PROBLEM DETAILS →
Output the entries below so that they read exactly as they do now.

── STORED DATA

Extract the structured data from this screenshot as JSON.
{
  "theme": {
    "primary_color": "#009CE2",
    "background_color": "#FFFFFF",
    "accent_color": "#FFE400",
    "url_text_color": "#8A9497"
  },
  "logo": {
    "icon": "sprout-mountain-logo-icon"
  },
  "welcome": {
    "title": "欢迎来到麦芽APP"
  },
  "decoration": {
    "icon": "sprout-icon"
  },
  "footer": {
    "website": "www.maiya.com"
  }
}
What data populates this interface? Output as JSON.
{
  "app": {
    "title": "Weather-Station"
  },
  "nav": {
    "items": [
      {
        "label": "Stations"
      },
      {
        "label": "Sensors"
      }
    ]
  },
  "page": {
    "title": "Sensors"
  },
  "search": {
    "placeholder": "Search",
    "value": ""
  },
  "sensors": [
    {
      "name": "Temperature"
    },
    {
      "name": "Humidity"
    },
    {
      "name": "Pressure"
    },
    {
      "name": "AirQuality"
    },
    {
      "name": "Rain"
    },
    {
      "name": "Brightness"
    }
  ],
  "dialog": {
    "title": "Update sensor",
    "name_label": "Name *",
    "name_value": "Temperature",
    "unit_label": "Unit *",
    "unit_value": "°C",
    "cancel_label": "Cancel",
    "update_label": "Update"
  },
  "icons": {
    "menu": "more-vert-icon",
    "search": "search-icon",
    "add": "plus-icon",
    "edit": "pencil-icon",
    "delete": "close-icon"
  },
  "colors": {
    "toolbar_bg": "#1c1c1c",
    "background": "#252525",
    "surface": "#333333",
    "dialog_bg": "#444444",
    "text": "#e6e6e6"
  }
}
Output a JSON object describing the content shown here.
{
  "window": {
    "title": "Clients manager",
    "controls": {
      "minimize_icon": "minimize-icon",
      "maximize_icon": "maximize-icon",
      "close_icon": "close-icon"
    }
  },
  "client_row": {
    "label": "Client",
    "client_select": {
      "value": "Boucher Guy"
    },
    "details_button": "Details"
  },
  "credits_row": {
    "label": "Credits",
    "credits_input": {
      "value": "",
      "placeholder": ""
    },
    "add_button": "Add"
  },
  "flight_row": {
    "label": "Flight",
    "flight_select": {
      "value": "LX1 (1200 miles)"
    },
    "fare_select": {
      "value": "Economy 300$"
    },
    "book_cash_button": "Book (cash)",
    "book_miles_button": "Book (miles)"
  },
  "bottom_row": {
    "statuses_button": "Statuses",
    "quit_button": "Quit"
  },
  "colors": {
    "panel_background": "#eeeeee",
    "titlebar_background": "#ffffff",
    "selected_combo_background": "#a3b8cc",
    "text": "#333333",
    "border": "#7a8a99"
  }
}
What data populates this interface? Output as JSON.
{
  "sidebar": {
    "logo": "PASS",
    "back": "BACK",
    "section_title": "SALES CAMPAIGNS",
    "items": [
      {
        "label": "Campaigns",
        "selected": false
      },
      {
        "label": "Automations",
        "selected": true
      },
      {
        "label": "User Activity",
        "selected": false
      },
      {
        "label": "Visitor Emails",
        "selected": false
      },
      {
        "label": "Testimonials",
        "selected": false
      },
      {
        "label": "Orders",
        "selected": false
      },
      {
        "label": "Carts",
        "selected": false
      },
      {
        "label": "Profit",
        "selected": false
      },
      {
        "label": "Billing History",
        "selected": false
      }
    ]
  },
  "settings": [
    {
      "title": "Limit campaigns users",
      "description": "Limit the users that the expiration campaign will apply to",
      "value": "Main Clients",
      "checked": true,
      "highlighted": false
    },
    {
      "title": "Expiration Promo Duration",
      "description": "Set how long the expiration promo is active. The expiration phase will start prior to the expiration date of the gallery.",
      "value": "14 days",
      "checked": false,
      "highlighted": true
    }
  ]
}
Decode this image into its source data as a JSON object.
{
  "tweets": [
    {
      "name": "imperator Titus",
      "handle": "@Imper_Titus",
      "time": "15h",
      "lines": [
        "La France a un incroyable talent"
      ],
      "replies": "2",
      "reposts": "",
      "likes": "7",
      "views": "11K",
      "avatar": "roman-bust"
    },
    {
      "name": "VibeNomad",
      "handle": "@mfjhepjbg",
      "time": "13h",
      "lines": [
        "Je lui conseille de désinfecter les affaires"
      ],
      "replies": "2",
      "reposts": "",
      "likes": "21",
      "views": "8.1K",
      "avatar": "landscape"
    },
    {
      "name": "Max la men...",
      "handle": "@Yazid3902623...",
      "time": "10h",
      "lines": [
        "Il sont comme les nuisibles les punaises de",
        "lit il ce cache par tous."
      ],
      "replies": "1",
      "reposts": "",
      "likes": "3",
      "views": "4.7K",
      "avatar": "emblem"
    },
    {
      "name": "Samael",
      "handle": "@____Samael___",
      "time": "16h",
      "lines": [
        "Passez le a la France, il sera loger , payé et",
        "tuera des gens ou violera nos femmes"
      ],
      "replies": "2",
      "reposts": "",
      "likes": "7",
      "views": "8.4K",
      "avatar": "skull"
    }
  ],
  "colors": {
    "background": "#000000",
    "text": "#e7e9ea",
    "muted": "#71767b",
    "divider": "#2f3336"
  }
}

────

WRITTEN ANSWER →
Extract the structured data from this screenshot as JSON.
{
  "theme": {
    "primary_color": "#009CE2",
    "background_color": "#FFFFFF",
    "accent_color": "#FFE400",
    "url_text_color": "#8A9497"
  },
  "logo": {
    "icon": "sprout-mountain-logo-icon"
  },
  "welcome": {
    "title": "欢迎来到麦芽APP"
  },
  "decoration": {
    "icon": "sprout-icon"
  },
  "footer": {
    "website": "www.maiya.com"
  }
}
What data populates this interface? Output as JSON.
{
  "app": {
    "title": "Weather-Station"
  },
  "nav": {
    "items": [
      {
        "label": "Stations"
      },
      {
        "label": "Sensors"
      }
    ]
  },
  "page": {
    "title": "Sensors"
  },
  "search": {
    "placeholder": "Search",
    "value": ""
  },
  "sensors": [
    {
      "name": "Temperature"
    },
    {
      "name": "Humidity"
    },
    {
      "name": "Pressure"
    },
    {
      "name": "AirQuality"
    },
    {
      "name": "Rain"
    },
    {
      "name": "Brightness"
    }
  ],
  "dialog": {
    "title": "Update sensor",
    "name_label": "Name *",
    "name_value": "Temperature",
    "unit_label": "Unit *",
    "unit_value": "°C",
    "cancel_label": "Cancel",
    "update_label": "Update"
  },
  "icons": {
    "menu": "more-vert-icon",
    "search": "search-icon",
    "add": "plus-icon",
    "edit": "pencil-icon",
    "delete": "close-icon"
  },
  "colors": {
    "toolbar_bg": "#1c1c1c",
    "background": "#252525",
    "surface": "#333333",
    "dialog_bg": "#444444",
    "text": "#e6e6e6"
  }
}
Output a JSON object describing the content shown here.
{
  "window": {
    "title": "Clients manager",
    "controls": {
      "minimize_icon": "minimize-icon",
      "maximize_icon": "maximize-icon",
      "close_icon": "close-icon"
    }
  },
  "client_row": {
    "label": "Client",
    "client_select": {
      "value": "Boucher Guy"
    },
    "details_button": "Details"
  },
  "credits_row": {
    "label": "Credits",
    "credits_input": {
      "value": "",
      "placeholder": ""
    },
    "add_button": "Add"
  },
  "flight_row": {
    "label": "Flight",
    "flight_select": {
      "value": "LX1 (1200 miles)"
    },
    "fare_select": {
      "value": "Economy 300$"
    },
    "book_cash_button": "Book (cash)",
    "book_miles_button": "Book (miles)"
  },
  "bottom_row": {
    "statuses_button": "Statuses",
    "quit_button": "Quit"
  },
  "colors": {
    "panel_background": "#eeeeee",
    "titlebar_background": "#ffffff",
    "selected_combo_background": "#a3b8cc",
    "text": "#333333",
    "border": "#7a8a99"
  }
}
What data populates this interface? Output as JSON.
{
  "sidebar": {
    "logo": "PASS",
    "back": "BACK",
    "section_title": "SALES CAMPAIGNS",
    "items": [
      {
        "label": "Campaigns",
        "selected": false
      },
      {
        "label": "Automations",
        "selected": true
      },
      {
        "label": "User Activity",
        "selected": false
      },
      {
        "label": "Visitor Emails",
        "selected": false
      },
      {
        "label": "Testimonials",
        "selected": false
      },
      {
        "label": "Orders",
        "selected": false
      },
      {
        "label": "Carts",
        "selected": false
      },
      {
        "label": "Profit",
        "selected": false
      },
      {
        "label": "Billing History",
        "selected": false
      }
    ]
  },
  "settings": [
    {
      "title": "Limit campaigns users",
      "description": "Limit the users that the expiration campaign will apply to",
      "value": "Main Clients",
      "checked": true,
      "highlighted": false
    },
    {
      "title": "Expiration Promo Duration",
      "description": "Set how long the expiration promo is active. The expiration phase will start prior to the expiration date of the gallery.",
      "value": "14 days",
      "checked": false,
      "highlighted": true
    }
  ]
}
Decode this image into its source data as a JSON object.
{
  "tweets": [
    {
      "name": "imperator Titus",
      "handle": "@Imper_Titus",
      "time": "15h",
      "lines": [
        "La France a un incroyable talent"
      ],
      "replies": "2",
      "reposts": "",
      "likes": "7",
      "views": "11K",
      "avatar": "roman-bust"
    },
    {
      "name": "VibeNomad",
      "handle": "@mfjhepjbg",
      "time": "13h",
      "lines": [
        "Je lui conseille de désinfecter les affaires"
      ],
      "replies": "2",
      "reposts": "",
      "likes": "21",
      "views": "8.1K",
      "avatar": "landscape"
    },
    {
      "name": "Max la men...",
      "handle": "@Yazid3902623...",
      "time": "10h",
      "lines": [
        "Il sont comme les nuisibles les punaises de",
        "lit il ce cache par tous."
      ],
      "replies": "1",
      "reposts": "",
      "likes": "3",
      "views": "4.7K",
      "avatar": "emblem"
    },
    {
      "name": "Samael",
      "handle": "@____Samael___",
      "time": "16h",
      "lines": [
        "Passez le a la France, il sera loger , payé et",
        "tuera des gens ou violera nos femmes"
      ],
      "replies": "2",
      "reposts": "",
      "likes": "7",
      "views": "8.4K",
      "avatar": "skull"
    }
  ],
  "colors": {
    "background": "#000000",
    "text": "#e7e9ea",
    "muted": "#71767b",
    "divider": "#2f3336"
  }
}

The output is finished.